H.R. 5735 would change how vouchers are allocated by authorizing HUD to directly distribute such vouchers, on a competitive basis, to eligible entities, such as non-profit organizations, which will use the vouchers to complement recovery based services.

The opioid epidemic is a public health problem. Rising opioid-related death rates underscore the need to target housing resources for substance use treatment services to make effective treatment more widely available. According to the Center for Disease Control and Prevention, approximately 64,000 people died of a drug overdose in 2016. Sixty-five percent (42,000) of those deaths were related to the opioid epidemic, compared to only 8,400 deaths in 2000. On October 26, 2017, President Trump announced that his Administration was declaring the opioid crisis a national Public Health Emergency under federal law, effective immediately and the President stated. “I am directing all executive agencies to use every appropriate emergency authority to fight the opioid crisis.”

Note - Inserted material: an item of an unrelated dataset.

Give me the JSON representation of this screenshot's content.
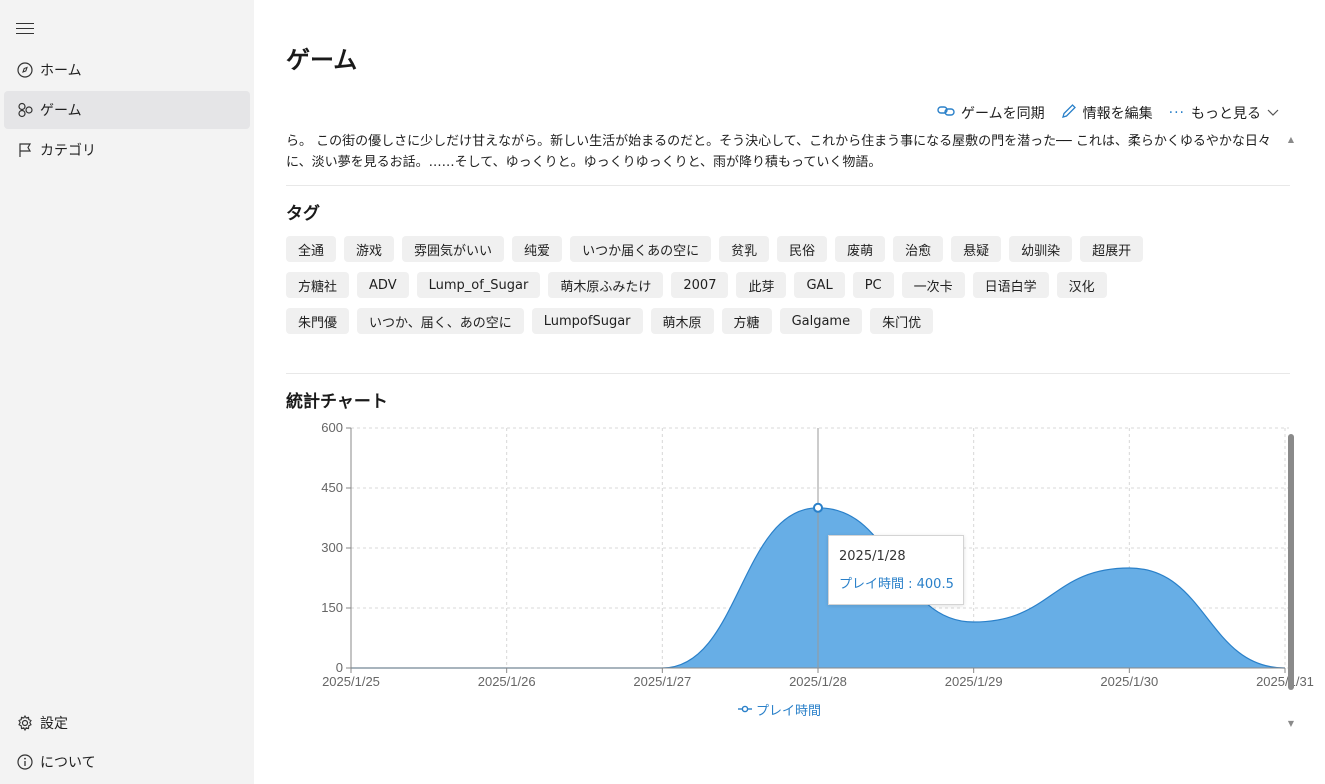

On March 29, 2017, President Trump signed an Executive Order to establish the President’s Commission on Combating Drug Addiction and the Opioid Crisis. The Commission will be chaired by Governor Chris Christie and will study ways to combat and treat the scourge of drug abuse, addiction, and the opioid crisis. The Commission’s Final Report issued on November 1, 2017 noted, “There is a critical shortage of recovery housing for Americans in or pursuing recovery. Recovery residences (also known as “sober homes” or “recovery homes”) are alcohol- and drug-free living environments for individuals seeking the skills and social support to remain free of alcohol or other drugs and live a life of recovery in the community.”

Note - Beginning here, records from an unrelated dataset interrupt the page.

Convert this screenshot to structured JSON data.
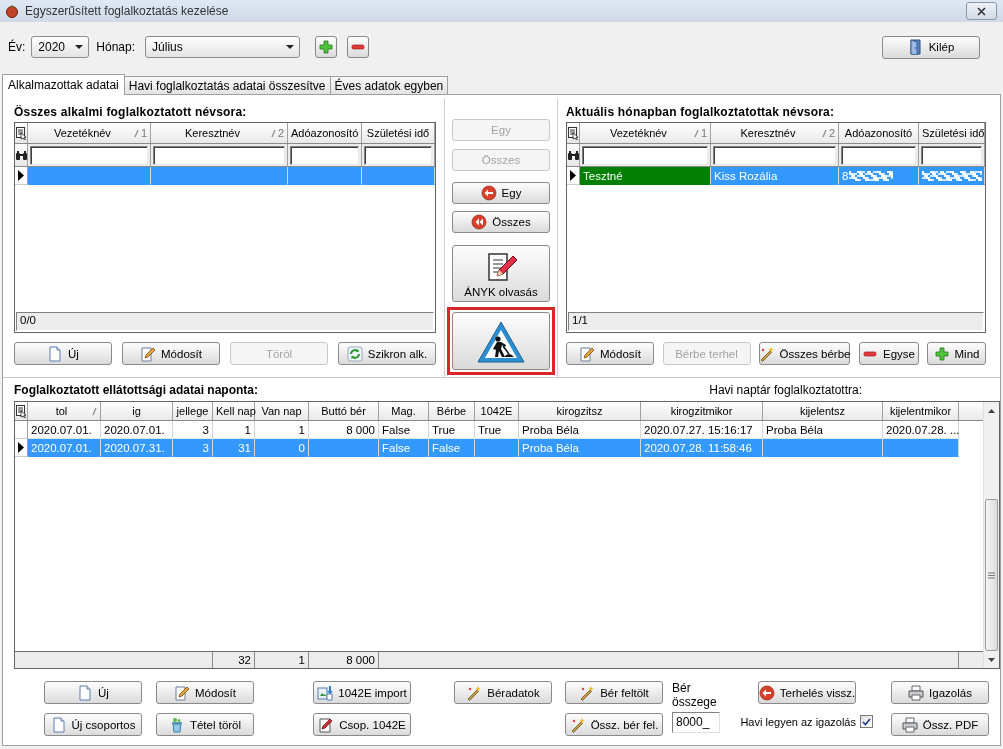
{
  "window": {
    "title": "Egyszerűsített foglalkoztatás kezelése"
  },
  "toolbar": {
    "year_label": "Év:",
    "year": "2020",
    "month_label": "Hónap:",
    "month": "Július",
    "exit_button": "Kilép"
  },
  "tabs": [
    {
      "label": "Alkalmazottak adatai",
      "selected": true
    },
    {
      "label": "Havi foglalkoztatás adatai összesítve",
      "selected": false
    },
    {
      "label": "Éves adatok egyben",
      "selected": false
    }
  ],
  "left_panel": {
    "title": "Összes alkalmi foglalkoztatott névsora:",
    "columns": [
      {
        "label": "Vezetéknév",
        "sort_index": "1"
      },
      {
        "label": "Keresztnév",
        "sort_index": "2"
      },
      {
        "label": "Adóazonosító"
      },
      {
        "label": "Születési idő"
      }
    ],
    "rows": [
      {
        "selected": true,
        "cells": [
          null,
          null,
          null,
          null
        ]
      }
    ],
    "footer": "0/0",
    "buttons": [
      {
        "label": "Új",
        "kind": "new",
        "disabled": false
      },
      {
        "label": "Módosít",
        "kind": "edit",
        "disabled": false
      },
      {
        "label": "Töröl",
        "kind": "plain",
        "disabled": true
      },
      {
        "label": "Szikron alk.",
        "kind": "sync",
        "disabled": false
      }
    ]
  },
  "transfer_buttons": [
    {
      "kind": "plain",
      "label": "Egy",
      "disabled": true,
      "highlighted": false
    },
    {
      "kind": "plain",
      "label": "Összes",
      "disabled": true,
      "highlighted": false
    },
    {
      "kind": "back",
      "label": "Egy",
      "disabled": false,
      "highlighted": false
    },
    {
      "kind": "back-all",
      "label": "Összes",
      "disabled": false,
      "highlighted": false
    },
    {
      "kind": "read",
      "label": "ÁNYK olvasás",
      "disabled": false,
      "highlighted": false
    },
    {
      "kind": "roadwork",
      "disabled": false,
      "highlighted": true
    }
  ],
  "right_panel": {
    "title": "Aktuális hónapban foglalkoztatottak névsora:",
    "columns": [
      {
        "label": "Vezetéknév",
        "sort_index": "1"
      },
      {
        "label": "Keresztnév",
        "sort_index": "2"
      },
      {
        "label": "Adóazonosító"
      },
      {
        "label": "Születési idő"
      }
    ],
    "rows": [
      {
        "selected": true,
        "color": "#007f00",
        "redacted": true,
        "cells": [
          "Tesztné",
          "Kiss Rozália",
          "8",
          null
        ]
      }
    ],
    "footer": "1/1",
    "buttons": [
      {
        "label": "Módosít",
        "kind": "edit",
        "disabled": false
      },
      {
        "label": "Bérbe terhel",
        "kind": "plain",
        "disabled": true
      },
      {
        "label": "Összes bérbe",
        "kind": "wand",
        "disabled": false
      },
      {
        "label": "Egyse",
        "kind": "remove",
        "disabled": false
      },
      {
        "label": "Mind",
        "kind": "add",
        "disabled": false
      }
    ]
  },
  "daily": {
    "title": "Foglalkoztatott ellátottsági adatai naponta:",
    "calendar_label": "Havi naptár foglalkoztatottra:",
    "columns": [
      {
        "label": "tol",
        "kind": "text",
        "sorted": true
      },
      {
        "label": "ig",
        "kind": "text",
        "sorted": false
      },
      {
        "label": "jellege",
        "kind": "num",
        "sorted": false
      },
      {
        "label": "Kell nap",
        "kind": "num",
        "sorted": false
      },
      {
        "label": "Van nap",
        "kind": "num",
        "sorted": false
      },
      {
        "label": "Buttó bér",
        "kind": "num",
        "sorted": false
      },
      {
        "label": "Mag.",
        "kind": "text",
        "sorted": false
      },
      {
        "label": "Bérbe",
        "kind": "text",
        "sorted": false
      },
      {
        "label": "1042E",
        "kind": "text",
        "sorted": false
      },
      {
        "label": "kirogzitsz",
        "kind": "text",
        "sorted": false
      },
      {
        "label": "kirogzitmikor",
        "kind": "text",
        "sorted": false
      },
      {
        "label": "kijelentsz",
        "kind": "text",
        "sorted": false
      },
      {
        "label": "kijelentmikor",
        "kind": "text",
        "sorted": false
      }
    ],
    "rows": [
      {
        "selected": false,
        "cells": [
          "2020.07.01.",
          "2020.07.01.",
          "3",
          "1",
          "1",
          "8 000",
          "False",
          "True",
          "True",
          "Proba Béla",
          "2020.07.27. 15:16:17",
          "Proba Béla",
          "2020.07.28. ..."
        ]
      },
      {
        "selected": true,
        "cells": [
          "2020.07.01.",
          "2020.07.31.",
          "3",
          "31",
          "0",
          null,
          "False",
          "False",
          null,
          "Proba Béla",
          "2020.07.28. 11:58:46",
          null,
          null
        ]
      }
    ],
    "totals": [
      "32",
      "1",
      "8 000"
    ]
  },
  "bottom": {
    "button_columns": [
      [
        {
          "label": "Új",
          "kind": "new"
        },
        {
          "label": "Új csoportos",
          "kind": "new"
        }
      ],
      [
        {
          "label": "Módosít",
          "kind": "edit"
        },
        {
          "label": "Tétel töröl",
          "kind": "delete"
        }
      ],
      [
        {
          "label": "1042E import",
          "kind": "import"
        },
        {
          "label": "Csop. 1042E",
          "kind": "group"
        }
      ],
      [
        {
          "label": "Béradatok",
          "kind": "wand"
        }
      ],
      [
        {
          "label": "Bér feltölt",
          "kind": "wand"
        },
        {
          "label": "Össz. bér fel.",
          "kind": "wand"
        }
      ]
    ],
    "wage": {
      "label": "Bér összege",
      "value": "8000_"
    },
    "reverse_button": {
      "label": "Terhelés vissz.",
      "kind": "back"
    },
    "certificate_checkbox": {
      "label": "Havi legyen az igazolás",
      "checked": true
    },
    "print_buttons": [
      {
        "label": "Igazolás",
        "kind": "print"
      },
      {
        "label": "Össz. PDF",
        "kind": "print"
      }
    ]
  }
}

Creating a demonstration program in this legislation will show how the short-term transitional housing approach is transformational in helping covered individuals maintain sobriety after completing rehabilitation, gain valuable skills in job training, obtain employment, and eventually transition back to society to lead independent lives.

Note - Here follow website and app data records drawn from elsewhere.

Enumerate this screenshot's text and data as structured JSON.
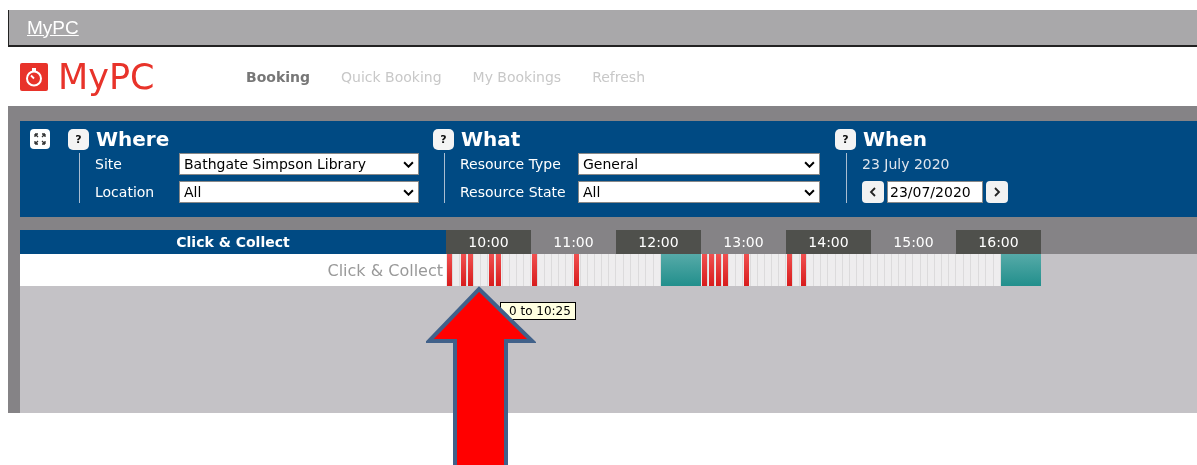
{
  "top_bar": {
    "link": "MyPC"
  },
  "header": {
    "logo": "MyPC",
    "nav": [
      {
        "label": "Booking",
        "selected": true
      },
      {
        "label": "Quick Booking",
        "selected": false
      },
      {
        "label": "My Bookings",
        "selected": false
      },
      {
        "label": "Refresh",
        "selected": false
      }
    ]
  },
  "filters": {
    "where": {
      "help": "?",
      "title": "Where",
      "fields": [
        {
          "label": "Site",
          "value": "Bathgate Simpson Library"
        },
        {
          "label": "Location",
          "value": "All"
        }
      ]
    },
    "what": {
      "help": "?",
      "title": "What",
      "fields": [
        {
          "label": "Resource Type",
          "value": "General"
        },
        {
          "label": "Resource State",
          "value": "All"
        }
      ]
    },
    "when": {
      "help": "?",
      "title": "When",
      "date_text": "23 July 2020",
      "date_value": "23/07/2020"
    }
  },
  "timeline": {
    "title": "Click & Collect",
    "hours": [
      "10:00",
      "11:00",
      "12:00",
      "13:00",
      "14:00",
      "15:00",
      "16:00"
    ],
    "rows": [
      {
        "name": "Click & Collect",
        "slots": [
          [
            {
              "kind": "booked"
            },
            {
              "kind": "free"
            },
            {
              "kind": "booked"
            },
            {
              "kind": "booked"
            },
            {
              "kind": "free"
            },
            {
              "kind": "free"
            },
            {
              "kind": "booked"
            },
            {
              "kind": "booked"
            },
            {
              "kind": "free"
            },
            {
              "kind": "free"
            },
            {
              "kind": "free"
            },
            {
              "kind": "free"
            }
          ],
          [
            {
              "kind": "booked"
            },
            {
              "kind": "free"
            },
            {
              "kind": "free"
            },
            {
              "kind": "free"
            },
            {
              "kind": "free"
            },
            {
              "kind": "free"
            },
            {
              "kind": "booked"
            },
            {
              "kind": "free"
            },
            {
              "kind": "free"
            },
            {
              "kind": "free"
            },
            {
              "kind": "free"
            },
            {
              "kind": "free"
            }
          ],
          [
            {
              "kind": "free"
            },
            {
              "kind": "free"
            },
            {
              "kind": "free"
            },
            {
              "kind": "free"
            },
            {
              "kind": "free"
            },
            {
              "kind": "free"
            },
            {
              "kind": "reserved"
            },
            {
              "kind": "reserved"
            },
            {
              "kind": "reserved"
            },
            {
              "kind": "reserved"
            },
            {
              "kind": "reserved"
            },
            {
              "kind": "reserved"
            }
          ],
          [
            {
              "kind": "booked"
            },
            {
              "kind": "booked"
            },
            {
              "kind": "booked"
            },
            {
              "kind": "booked"
            },
            {
              "kind": "free"
            },
            {
              "kind": "free"
            },
            {
              "kind": "booked"
            },
            {
              "kind": "free"
            },
            {
              "kind": "free"
            },
            {
              "kind": "free"
            },
            {
              "kind": "free"
            },
            {
              "kind": "free"
            }
          ],
          [
            {
              "kind": "booked"
            },
            {
              "kind": "free"
            },
            {
              "kind": "booked"
            },
            {
              "kind": "free"
            },
            {
              "kind": "free"
            },
            {
              "kind": "free"
            },
            {
              "kind": "free"
            },
            {
              "kind": "free"
            },
            {
              "kind": "free"
            },
            {
              "kind": "free"
            },
            {
              "kind": "free"
            },
            {
              "kind": "free"
            }
          ],
          [
            {
              "kind": "free"
            },
            {
              "kind": "free"
            },
            {
              "kind": "free"
            },
            {
              "kind": "free"
            },
            {
              "kind": "free"
            },
            {
              "kind": "free"
            },
            {
              "kind": "free"
            },
            {
              "kind": "free"
            },
            {
              "kind": "free"
            },
            {
              "kind": "free"
            },
            {
              "kind": "free"
            },
            {
              "kind": "free"
            }
          ],
          [
            {
              "kind": "free"
            },
            {
              "kind": "free"
            },
            {
              "kind": "free"
            },
            {
              "kind": "free"
            },
            {
              "kind": "free"
            },
            {
              "kind": "free"
            },
            {
              "kind": "reserved"
            },
            {
              "kind": "reserved"
            },
            {
              "kind": "reserved"
            },
            {
              "kind": "reserved"
            },
            {
              "kind": "reserved"
            },
            {
              "kind": "reserved"
            }
          ]
        ]
      }
    ],
    "tooltip": "0 to 10:25"
  }
}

H.R. 5735 will provide participants who have a drug and substance abuse disorder a free, clean, safe and supportive structured environment. This approach to transitional housing would allow residents an opportunity to address their addiction, mental health, homelessness or other personal challenges in a supportive environment that could include required participation in activities such as recovery classes, life skills education classes, mandatory savings plans, and full-time or part-time employment. The housing services provided by H.R. 5735 would complement services provided onsite such as case management, peer support, and daily living and coping skills education to assist individuals in improving their lives.

Last updated Jun 12, 2018. Source: Republican Policy Committee

The summary below was written by the Congressional Research Service, which is a nonpartisan division of the Library of Congress, and was published on Jun 14, 2018.

Transitional Housing for Recovery in Viable Environments Demonstration Program Act or the THRIVE Act

(Sec. 2) This bill amends the United States Housing Act of 1937 to require the Department of Housing and Urban Development (HUD) to establish a five-year demonstration program for nonprofit organizations and tribally designated housing entities to provide low-income rental-assistance vouchers to individuals recovering from an opioid or other substance-use disorder. Specifically, these vouchers shall be provided through a supportive housing program that provides treatment for such disorders and coordination with workforce development providers.

HUD may waive, or specify alternative requirements for, any provision of statute or regulation governing the use of these vouchers (except for requirements relating to fair housing, nondiscrimination, labor standards, or the environment) if such waiver or alternative is necessary.